| Exercise brief |
Each entry is to be printed again word for word.

Website and app data records
━━━━━━━━━━━━━━━━

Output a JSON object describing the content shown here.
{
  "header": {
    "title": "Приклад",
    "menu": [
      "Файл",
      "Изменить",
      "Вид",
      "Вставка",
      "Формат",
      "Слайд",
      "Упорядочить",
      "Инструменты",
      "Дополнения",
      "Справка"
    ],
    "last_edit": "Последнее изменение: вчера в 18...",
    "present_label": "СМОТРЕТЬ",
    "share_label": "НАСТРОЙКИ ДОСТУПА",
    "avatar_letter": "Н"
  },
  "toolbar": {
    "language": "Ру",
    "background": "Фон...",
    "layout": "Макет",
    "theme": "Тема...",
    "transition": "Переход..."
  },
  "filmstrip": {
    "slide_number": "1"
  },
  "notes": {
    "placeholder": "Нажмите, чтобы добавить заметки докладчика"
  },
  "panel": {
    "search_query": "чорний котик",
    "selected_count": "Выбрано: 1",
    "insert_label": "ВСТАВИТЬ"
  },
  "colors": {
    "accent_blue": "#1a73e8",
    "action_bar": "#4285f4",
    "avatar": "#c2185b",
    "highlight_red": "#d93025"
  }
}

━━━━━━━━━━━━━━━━

| Task answer |
Output a JSON object describing the content shown here.
{
  "header": {
    "title": "Приклад",
    "menu": [
      "Файл",
      "Изменить",
      "Вид",
      "Вставка",
      "Формат",
      "Слайд",
      "Упорядочить",
      "Инструменты",
      "Дополнения",
      "Справка"
    ],
    "last_edit": "Последнее изменение: вчера в 18...",
    "present_label": "СМОТРЕТЬ",
    "share_label": "НАСТРОЙКИ ДОСТУПА",
    "avatar_letter": "Н"
  },
  "toolbar": {
    "language": "Ру",
    "background": "Фон...",
    "layout": "Макет",
    "theme": "Тема...",
    "transition": "Переход..."
  },
  "filmstrip": {
    "slide_number": "1"
  },
  "notes": {
    "placeholder": "Нажмите, чтобы добавить заметки докладчика"
  },
  "panel": {
    "search_query": "чорний котик",
    "selected_count": "Выбрано: 1",
    "insert_label": "ВСТАВИТЬ"
  },
  "colors": {
    "accent_blue": "#1a73e8",
    "action_bar": "#4285f4",
    "avatar": "#c2185b",
    "highlight_red": "#d93025"
  }
}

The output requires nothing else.